◆ DATA SUPPLIED ◆
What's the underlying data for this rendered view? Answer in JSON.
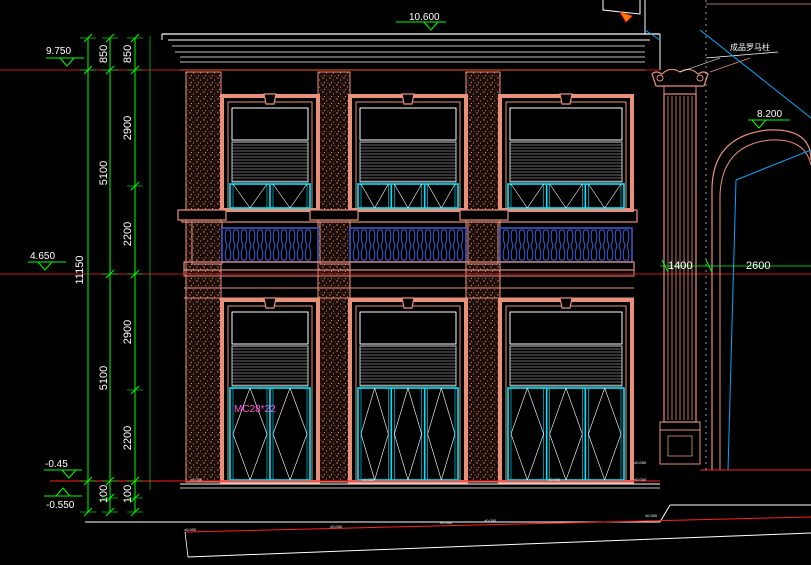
{
  "elevations": {
    "top": "10.600",
    "cornice": "9.750",
    "mid": "4.650",
    "arch": "8.200",
    "floor": "-0.45",
    "ground": "-0.550"
  },
  "dimensions": {
    "d850_outer": "850",
    "d850_inner": "850",
    "d2900_upper": "2900",
    "d2200_upper": "2200",
    "d5100_upper": "5100",
    "d11150": "11150",
    "d2900_lower": "2900",
    "d2200_lower": "2200",
    "d5100_lower": "5100",
    "d100_outer": "100",
    "d100_inner": "100",
    "d1400": "1400",
    "d2600": "2600"
  },
  "labels": {
    "roman_column": "成品罗马柱",
    "window_tag": "MC28*22"
  },
  "colors": {
    "background": "#000000",
    "wall_salmon": "#e8907a",
    "glass_cyan": "#00e5ff",
    "balustrade_blue": "#3a5fd0",
    "dimension_green": "#00ff00",
    "red_line": "#ff2020",
    "yellow_line": "#ffff00",
    "white_line": "#ffffff"
  }
}
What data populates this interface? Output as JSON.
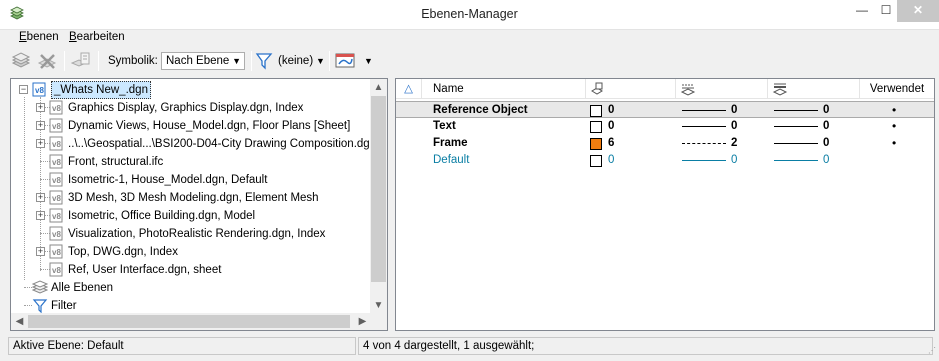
{
  "window": {
    "title": "Ebenen-Manager",
    "min_glyph": "—",
    "max_glyph": "☐",
    "close_glyph": "✕"
  },
  "menu": [
    {
      "label": "Ebenen"
    },
    {
      "label": "Bearbeiten"
    }
  ],
  "toolbar": {
    "symbolik_label": "Symbolik:",
    "symbolik_value": "Nach Ebene",
    "filter_value": "(keine)"
  },
  "tree": {
    "root": "_Whats New_.dgn",
    "children": [
      {
        "label": "Graphics Display, Graphics Display.dgn, Index",
        "expandable": true
      },
      {
        "label": "Dynamic Views, House_Model.dgn, Floor Plans [Sheet]",
        "expandable": true
      },
      {
        "label": "..\\..\\Geospatial...\\BSI200-D04-City Drawing Composition.dgn",
        "expandable": true
      },
      {
        "label": "Front, structural.ifc",
        "expandable": false
      },
      {
        "label": "Isometric-1, House_Model.dgn, Default",
        "expandable": false
      },
      {
        "label": "3D Mesh, 3D Mesh Modeling.dgn, Element Mesh",
        "expandable": true
      },
      {
        "label": "Isometric, Office Building.dgn, Model",
        "expandable": true
      },
      {
        "label": "Visualization, PhotoRealistic Rendering.dgn, Index",
        "expandable": false
      },
      {
        "label": "Top, DWG.dgn, Index",
        "expandable": true
      },
      {
        "label": "Ref, User Interface.dgn, sheet",
        "expandable": false
      }
    ],
    "all_layers": "Alle Ebenen",
    "filter": "Filter"
  },
  "grid": {
    "headers": {
      "name": "Name",
      "used": "Verwendet"
    },
    "rows": [
      {
        "name": "Reference Object",
        "color": "0",
        "swatch": "#ffffff",
        "style": "0",
        "weight": "0",
        "used": "•",
        "style_type": "solid",
        "selected": true,
        "bold": true,
        "blue": false
      },
      {
        "name": "Text",
        "color": "0",
        "swatch": "#ffffff",
        "style": "0",
        "weight": "0",
        "used": "•",
        "style_type": "solid",
        "selected": false,
        "bold": true,
        "blue": false
      },
      {
        "name": "Frame",
        "color": "6",
        "swatch": "#f07d10",
        "style": "2",
        "weight": "0",
        "used": "•",
        "style_type": "dash",
        "selected": false,
        "bold": true,
        "blue": false
      },
      {
        "name": "Default",
        "color": "0",
        "swatch": "#ffffff",
        "style": "0",
        "weight": "0",
        "used": "",
        "style_type": "solid",
        "selected": false,
        "bold": false,
        "blue": true
      }
    ]
  },
  "status": {
    "active_layer": "Aktive Ebene: Default",
    "summary": "4 von 4 dargestellt, 1 ausgewählt;"
  }
}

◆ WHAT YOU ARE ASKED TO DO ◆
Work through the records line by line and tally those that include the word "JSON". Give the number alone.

◆ WORKED SOLUTION ◆
2